Each year, Easter occurs on the first Sunday after the first full moon after the vernal equinox. The calculation for determining the date of Easter is called “Computus,” which is Latin for “computation.” It turns out that that 23.5’ tilt of the Earth’s axis that John mentioned that creates our seasons makes for some complicated holiday planning. Are there any fans of modular arithmetic in the house this morning? You’re in for a treat over the remainder of this sermon!
Reforming the Computus, the method of determining the date of Easter, was actually the major impetus behind the introduction of the Gregorian calendar in 1582. Easter Sunday is the first Sunday after the paschal full moon, which sounds simple enough. But German astrologer and mathematician Christopher Clavius’ tabular method for calculating that date started to be wrong after a couple hundred years, thanks mostly to the fact that a month is actually more like 29.5 days rather than exactly 30 days.
I greatly prefer the algorithmic method of the Computus, introduced by German mathematician Karl Friedrich Gauss, in the year 1800. Gauss’ method uses the number of the year mod 19, mod 7, and mod 4, as well as the floor function applied to the number of the year divided by 100. I will spare you the complete walk-through, but it turns out April 21st is in fact correct for this year, and you can see my work as an appendix to the printed version of this sermon, available in the lobby.
What all of these centuries of computation say to me, is that there really is something special about the first full moon after the vernal equinox! As long as humans have walked this planet and had chronological technology, we’ve been able to feel that specialness, and we have felt spiritually compelled to honor it. The etymology of the word “worship” comes from acknowledgement of that which is worthy, and in this sense, we have throughout our history worshipped the return of Spring.
In ancient Judaism, Passover coincided with the spring harvest and was a pilgrimage festival, and later it commemorated the Exodus from Egypt in the 13th century BC. The Teutonic goddess Ostara and the egg she carries are symbols of fertility, and a popular myth says that the children of her time presented eggs to the goddess as a gift in return for her bringing them the spring. The Celts often dyed the eggs red to symbolize the menstruation cycle and then buried the eggs alongside a seedling to sustain and feed the plant through its growing season. Indeed, we humans have always been able to feel something special about the return of the sun and its warmth to our lives.
That’s the return of the sun, s-u-n. The return of the son, s-o-n, the resurrection of Jesus, has long been a more complicated matter for Unitarian Universalists. William Ellery Channing, in his definitional 1819 sermon “Unitarian Christianity,” described that one of the ways Jesus worked “to rescue men from sin and its consequences (was)… the resurrection, which powerfully bore witness to his divine mission…” Barely 20 years later, however, Theodore Parker rejected the supernatural divinity of Jesus in his sermon “On the Transient and the Permanent in Christianity.” In it, he argued that if we took Jesus’ resurrection literally as a marker of his supernatural status, it became “but a show.” Parker’s rejection of the supernaturally miraculous Jesus later became a definitional aspect of Unitarianism itself.

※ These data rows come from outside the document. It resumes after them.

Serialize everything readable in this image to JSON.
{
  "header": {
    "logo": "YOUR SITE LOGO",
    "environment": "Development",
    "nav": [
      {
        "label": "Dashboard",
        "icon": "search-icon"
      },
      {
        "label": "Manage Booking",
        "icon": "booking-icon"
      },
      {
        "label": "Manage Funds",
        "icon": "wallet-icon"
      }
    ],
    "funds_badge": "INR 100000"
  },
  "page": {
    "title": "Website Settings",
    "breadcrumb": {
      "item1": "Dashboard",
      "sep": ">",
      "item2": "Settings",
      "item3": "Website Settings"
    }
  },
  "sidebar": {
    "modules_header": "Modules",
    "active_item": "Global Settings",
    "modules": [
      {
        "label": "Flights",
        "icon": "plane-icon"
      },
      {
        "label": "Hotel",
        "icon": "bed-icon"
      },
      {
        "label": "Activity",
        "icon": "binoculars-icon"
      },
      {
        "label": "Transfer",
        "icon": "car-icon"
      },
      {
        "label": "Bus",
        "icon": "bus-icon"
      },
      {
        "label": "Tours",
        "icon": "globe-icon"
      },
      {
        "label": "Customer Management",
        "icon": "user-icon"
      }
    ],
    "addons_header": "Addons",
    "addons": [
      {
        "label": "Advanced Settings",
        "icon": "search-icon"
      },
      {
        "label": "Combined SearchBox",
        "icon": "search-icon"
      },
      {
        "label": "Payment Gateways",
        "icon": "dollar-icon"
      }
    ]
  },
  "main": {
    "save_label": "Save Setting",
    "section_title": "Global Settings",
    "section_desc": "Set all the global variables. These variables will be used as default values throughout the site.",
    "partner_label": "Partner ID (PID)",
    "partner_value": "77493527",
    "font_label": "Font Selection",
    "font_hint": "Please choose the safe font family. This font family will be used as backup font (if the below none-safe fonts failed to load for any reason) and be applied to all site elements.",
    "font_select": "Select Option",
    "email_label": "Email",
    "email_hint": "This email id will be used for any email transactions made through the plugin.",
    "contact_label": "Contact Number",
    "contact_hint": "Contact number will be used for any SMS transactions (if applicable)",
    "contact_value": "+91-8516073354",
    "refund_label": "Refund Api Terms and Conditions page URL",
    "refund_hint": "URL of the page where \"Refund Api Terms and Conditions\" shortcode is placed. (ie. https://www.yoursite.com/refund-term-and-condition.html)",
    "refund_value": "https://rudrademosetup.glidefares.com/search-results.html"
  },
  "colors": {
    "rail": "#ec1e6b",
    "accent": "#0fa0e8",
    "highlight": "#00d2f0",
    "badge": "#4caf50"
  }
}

Seeing Jesus not as a God, but as a human person, makes his achievements all the more special and remarkable. That was Parker’s point, as he emphasized “For if he were not a man, but a god, what are all these things; what his words, his life, his excellence of achievement?” It’s precisely the humanity of Jesus of Nazareth that makes his life such a worthy example. He was born a poor and disfavored human person, who peacefully opposed the Roman empire, giving all that he had to the struggle for liberation, including his life.
Losing Jesus was a terrible blow to his followers who had put so much hope, trust, and faith in him. The struggle for collective liberation is often a bitter one, and losing a leader whose message has broken through is heartbreaking. We can all think of leaders in our lives and in our world who, if we lost them in an untimely manner, much less to crucifixion, we would be racked with despair.
But the message of Easter (pause) is that no matter what happens to our leaders in the struggle for collective liberation, their spirits and their message live on in us. None of us know what really happened to the body of Jesus when his followers returned to his tomb to find the rock rolled away. But we can all identify with the feeling of transitioning from grief and despair to hopefulness and rejoicing. We celebrate the Exodus, and the Resurrection, and the rebirth of flora and fauna at this time of year because in astronomical terms, in the common experiences that unite us as human across time and across cultures, we can’t help but feel something special about that first full moon after the vernal equinox. It will perpetually inspire and energize us. And so we study it, we base our calendars around calculating it, we worship it, and today, we celebrate it. May the special feelings of today, Easter Sunday, carry us forward in doing what needs to be done. May it be so, and may we be the ones to make it so.
Delivered at Northwest Unitarian Universalist Congregation
April 21, 2019
© Rev. Jonathan Rogers